Wednesday, July 20, 2016

A Triumphant Return to Jordan Pond

Before I was diagnosed, I knew something was wrong with my legs. I had been told a year earlier it might be MS, but my current doctors had pooh-poohed that idea and were looking in other directions. Then Jordan Pond happened.

Our first trip to Jordan Pond, 2001

Kim and I and the kids went camping near Acadia National Park with her extended family. We decided on a leisurely, 3-mile hike around Jordan Pond—something even the small children in our group could handle. The trouble started about halfway around. I began struggling to lift my left leg up over small obstacles like roots and stones. For the remainder of the hike, I took extra rest breaks and hobbled my way around the pond, feigning a sprained ankle so as not to concern the others. But Kim and I both understood that this represented an escalation in whatever the heck was going on in my body.

When I reported this event to my neurologist, he ordered the diagnostic test that, with the benefit of hindsight, I should have undergone a year earlier—an MRI of the cervical spine. Soon afterward, I was diagnosed with primary progressive multiple sclerosis. I’ve always remembered the Jordan Pond incident as a seminal moment in my MS journey.

Our Return Trip, 2016

Recently, Kim and I found ourselves back at Acadia National Park, this time with three other couples. It was a momentous day—the 100th anniversary of the park. Just like 15 years earlier, someone in the group suggested a hike. One of the most popular features of the park is its network of well-maintained carriage trails, which are generally wheelchair accessible, especially considering I was in my iBot wheelchair. We pulled out a map of the carriage trails and considered our options.

Although the loop I struggled to complete around Jordan Pond was not wheelchair accessible, I noticed several carriage trails in that same area of the park. I knew what I wanted to do. I wanted to make a new memory of Jordan Pond.

We arrived at the parking lot in two vehicles. On this 100th anniversary day, it was a madhouse. Kim found handicapped parking in the front row, but our friends in the other vehicle had to loop around and around the parking lot and play chicken with a car from Massachusetts in order to find a spot. Then, the eight of us set off on our 3-mile hike.
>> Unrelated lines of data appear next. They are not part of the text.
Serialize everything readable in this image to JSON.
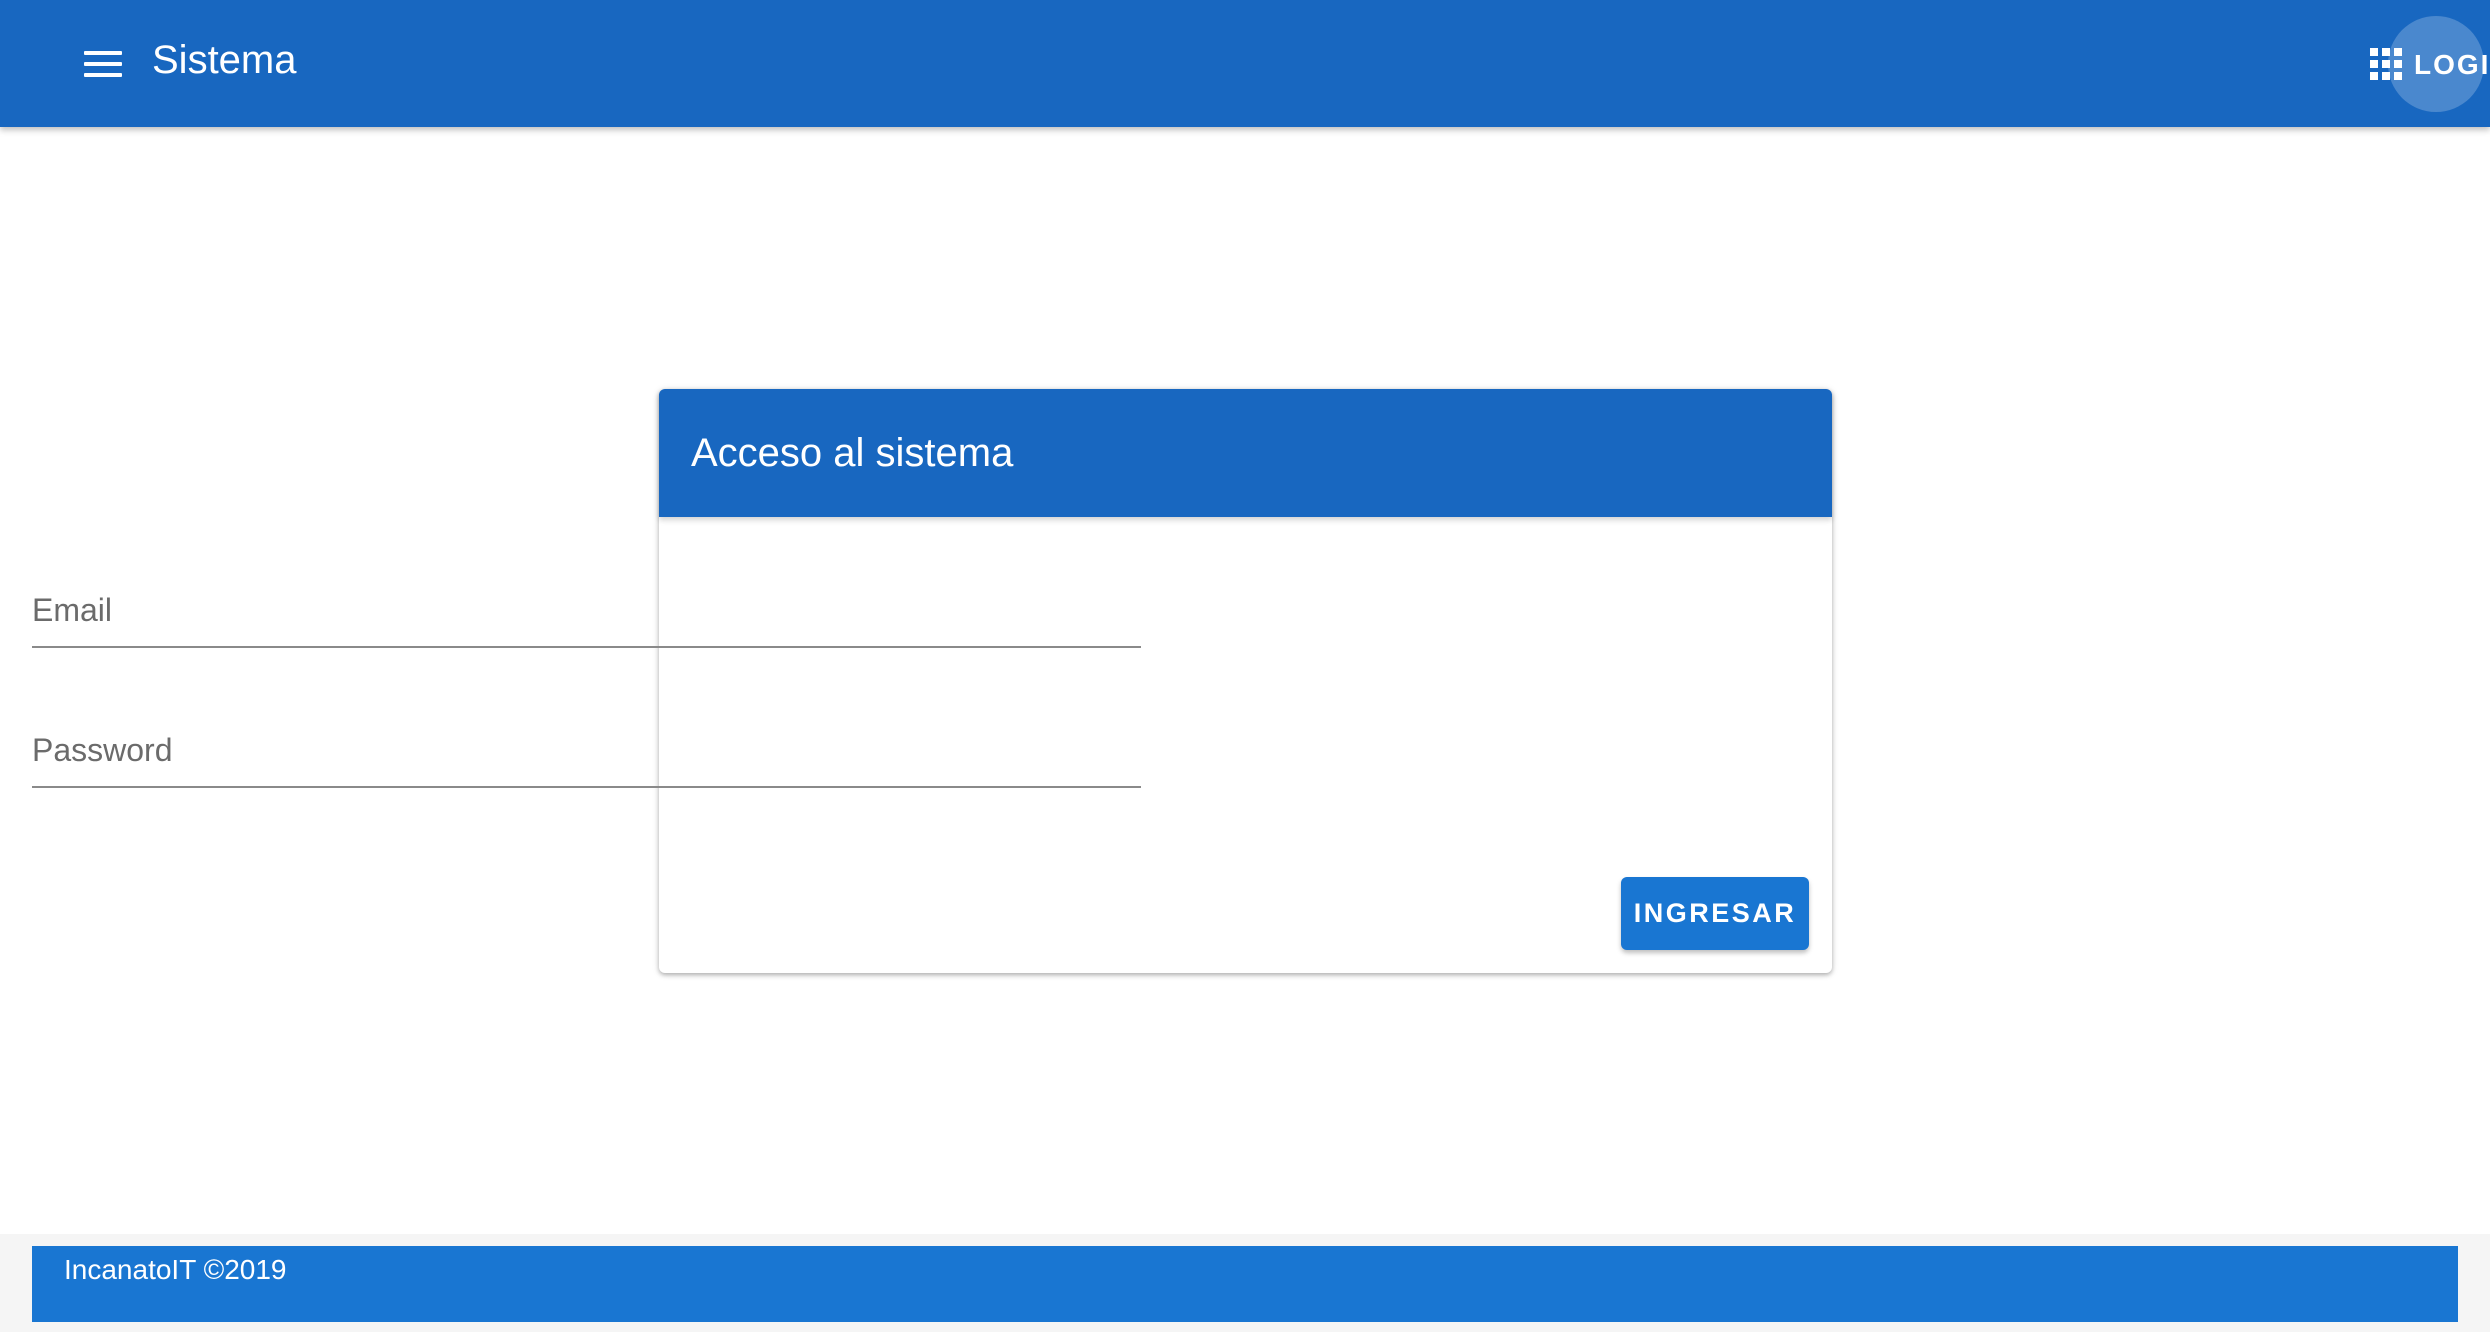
{
  "app_bar": {
    "title": "Sistema",
    "menu_icon": "hamburger-menu-icon",
    "login_icon": "apps-grid-icon",
    "login_label": "LOGI",
    "color": "#1867c0"
  },
  "login_card": {
    "title": "Acceso al sistema",
    "email_label": "Email",
    "password_label": "Password",
    "submit_label": "INGRESAR",
    "header_color": "#1867c0",
    "button_color": "#1976d2"
  },
  "footer": {
    "text": "IncanatoIT ©2019",
    "color": "#1976d2"
  }
}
We walked through lovely wooded areas of the park and were presented with occasional views of Jordan Pond and the Bubble Mountains beyond. Midway through our hike, our carriage trail intersected with the same Jordan Pond loop trail we had followed 15 years earlier. Kim and I posed for pictures and reminisced about that day.

After our hike, we treated ourselves to a lovely lunch at the Jordan Pond House. This restaurant is renowned for its popovers, and I learned why. Somehow we missed this opportunity back in 2001, but we didn’t repeat that mistake.

What we’ll remember

Sure, I’ll always remember Jordan Pond for how it played a role in my MS diagnosis. But now I’ll also remember our triumphant return visit, when I completed a 3-mile hike without difficulty, and we left with full bellies and smiles on our faces.


  1. Nice memories.

    If only I had a van, I could take my Quantum Edge out for a similar stroll. I envy your independence.

    1. Indeed. Wheelchair vans are ridiculously expensive and I feel so fortunate to have one.

  2. I am so thrilled to read these stories, and to see you out and about in Acadia! One of my favorite places. Now that I have my SmartDrive, and know about those cabins, I will try to get myself back there!

    1. Stephen, there are some nice hikes we can go on in South Portland as well. Let me know when you're in the area.

  3. Great story, Mitch!Love the new memory idea!

  4. This is such a nice story of triumph! Yall had a nice trip to a beautiful park, and made it in a chair. That in itself is a big deal. I love the handicap accessible parks I visit, so nice. Another great thing is yall are still together! That is saying a lot

  5. Kim, thanks for stopping by and commenting. yes, I've got a lot to be thankful for.